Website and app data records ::
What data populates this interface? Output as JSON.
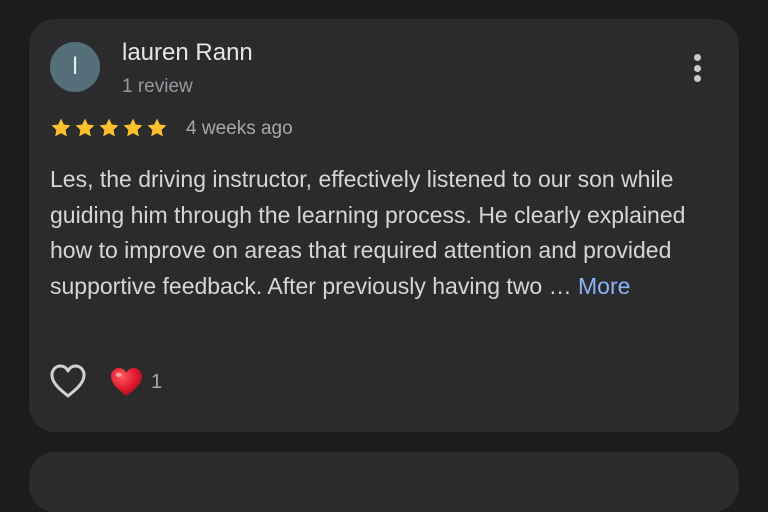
{
  "review": {
    "avatar_letter": "l",
    "author": "lauren Rann",
    "review_count": "1 review",
    "rating": 5,
    "time_ago": "4 weeks ago",
    "text": "Les, the driving instructor, effectively listened to our son while guiding him through the learning process. He clearly explained how to improve on areas that required attention and provided supportive feedback. After previously having two …",
    "more_label": "More",
    "reaction_count": "1",
    "colors": {
      "star": "#fbc02d",
      "more_link": "#8ab4f8",
      "heart": "#e0192e",
      "avatar": "#546e7a"
    },
    "icons": [
      "more-vertical-icon",
      "star-icon",
      "heart-outline-icon",
      "red-heart-icon"
    ]
  }
}
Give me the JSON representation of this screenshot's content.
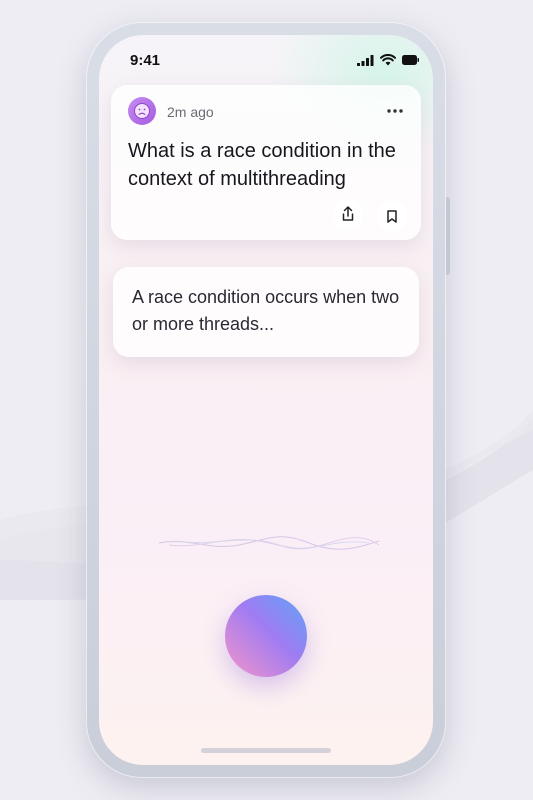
{
  "status_bar": {
    "time": "9:41"
  },
  "question_card": {
    "time_ago": "2m ago",
    "question": "What is a race condition in the context of multithreading",
    "more_icon": "more-horizontal-icon",
    "share_icon": "share-icon",
    "bookmark_icon": "bookmark-icon"
  },
  "answer_card": {
    "answer": "A race condition occurs when two or more threads..."
  },
  "voice": {
    "orb_icon": "voice-orb"
  },
  "colors": {
    "accent_purple": "#a65be0",
    "orb_blue": "#5fa4f6",
    "orb_pink": "#f595c9"
  }
}
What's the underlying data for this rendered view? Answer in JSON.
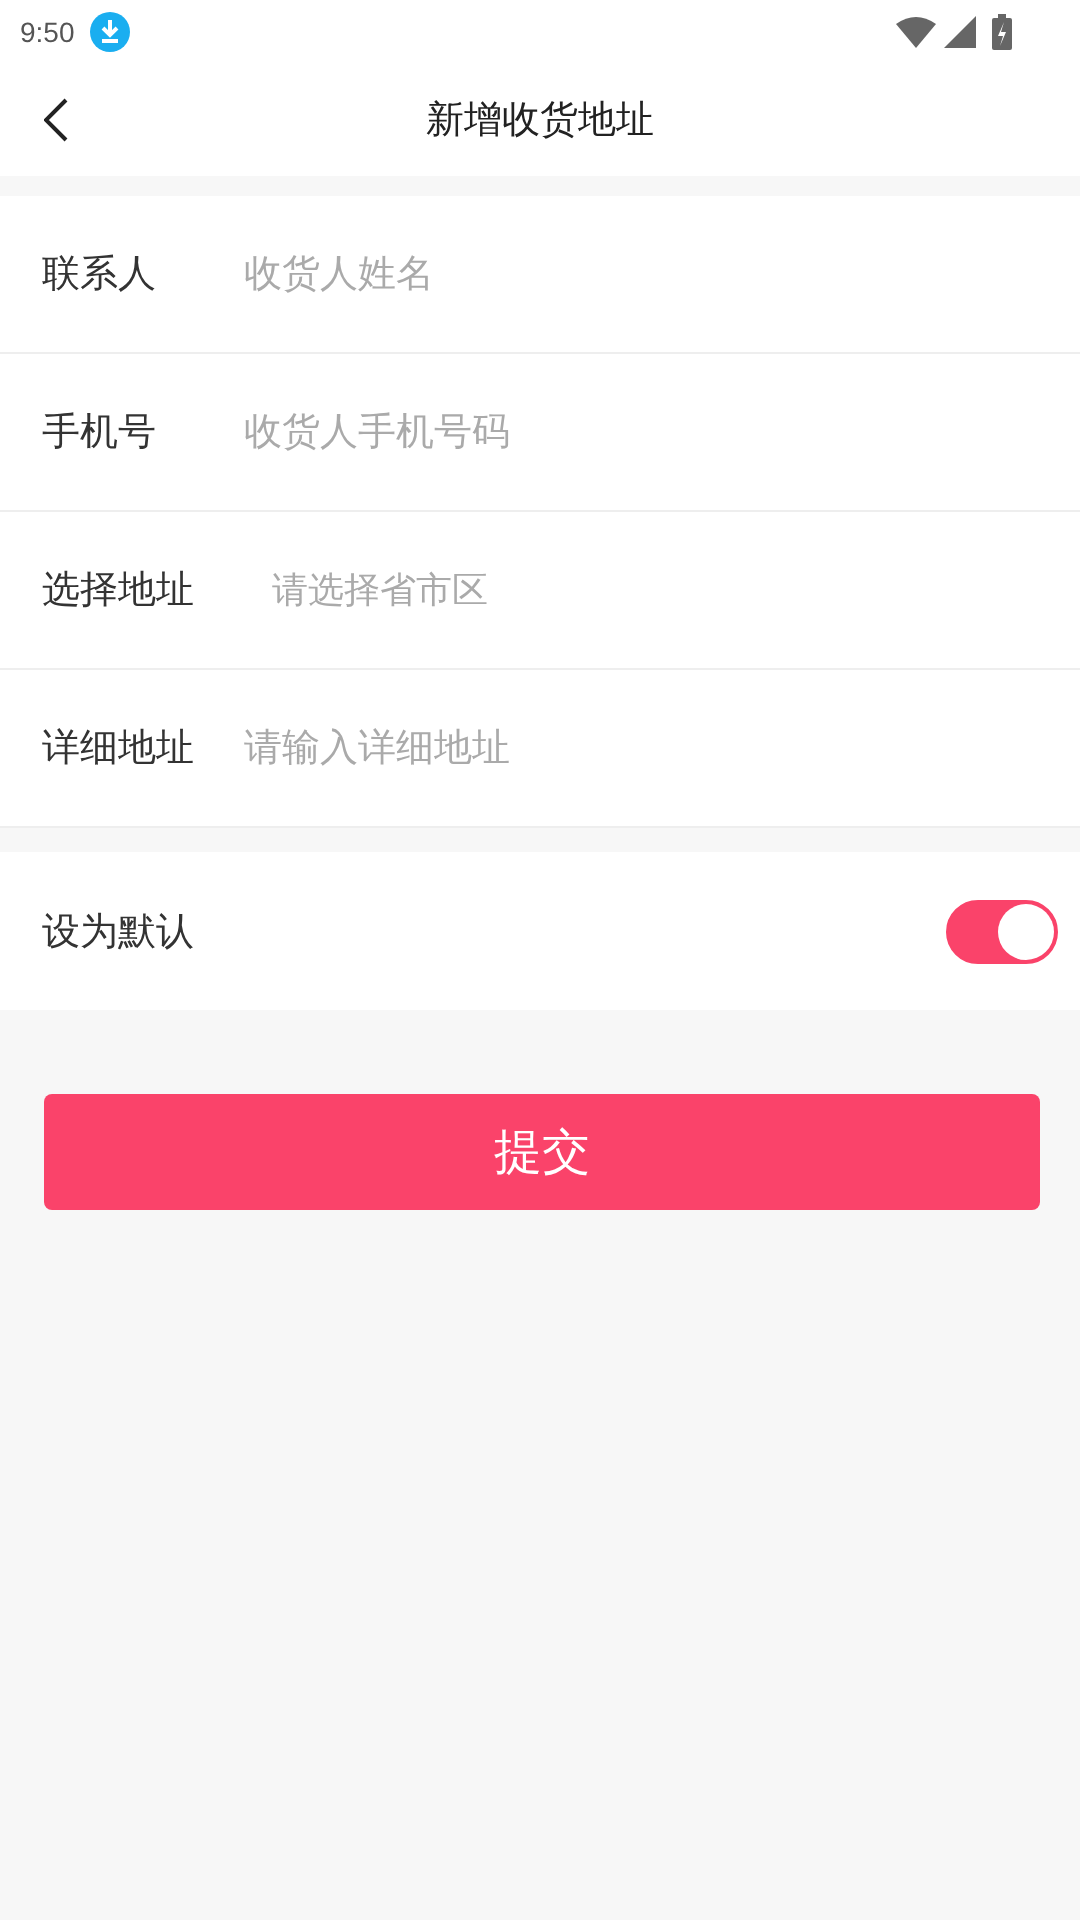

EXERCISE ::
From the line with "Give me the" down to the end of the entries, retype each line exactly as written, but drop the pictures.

SOLUTION ::
Give me the JSON representation of this screenshot's content.
{
  "status_bar": {
    "time": "9:41"
  },
  "question_card": {
    "time_ago": "2m ago",
    "question": "What is a race condition in the context of multithreading",
    "more_icon": "more-horizontal-icon",
    "share_icon": "share-icon",
    "bookmark_icon": "bookmark-icon"
  },
  "answer_card": {
    "answer": "A race condition occurs when two or more threads..."
  },
  "voice": {
    "orb_icon": "voice-orb"
  },
  "colors": {
    "accent_purple": "#a65be0",
    "orb_blue": "#5fa4f6",
    "orb_pink": "#f595c9"
  }
}
What's the underlying data for this rendered view? Answer in JSON.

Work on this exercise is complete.